▸ **Problem details**:
State how many lines in the entries below hold the string "word", and give nothing besides that number.

(Dataset records)

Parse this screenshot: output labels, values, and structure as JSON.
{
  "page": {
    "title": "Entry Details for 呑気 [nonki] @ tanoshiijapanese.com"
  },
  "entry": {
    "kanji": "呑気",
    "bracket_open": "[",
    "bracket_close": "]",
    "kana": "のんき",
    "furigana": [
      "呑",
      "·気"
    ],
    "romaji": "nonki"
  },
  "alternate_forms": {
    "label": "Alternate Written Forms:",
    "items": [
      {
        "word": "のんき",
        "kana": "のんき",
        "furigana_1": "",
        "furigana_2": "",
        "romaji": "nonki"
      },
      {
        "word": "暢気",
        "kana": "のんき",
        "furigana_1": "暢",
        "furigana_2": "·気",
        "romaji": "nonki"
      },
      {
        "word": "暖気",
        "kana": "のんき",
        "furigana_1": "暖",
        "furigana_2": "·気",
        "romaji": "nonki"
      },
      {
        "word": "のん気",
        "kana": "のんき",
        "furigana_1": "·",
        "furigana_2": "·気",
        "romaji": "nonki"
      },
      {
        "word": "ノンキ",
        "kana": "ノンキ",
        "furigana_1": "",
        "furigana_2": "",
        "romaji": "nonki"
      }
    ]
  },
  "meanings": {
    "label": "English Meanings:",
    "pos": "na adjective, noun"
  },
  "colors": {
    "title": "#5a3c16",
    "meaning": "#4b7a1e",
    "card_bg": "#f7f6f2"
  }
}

▸ **Output for this exercise**:
5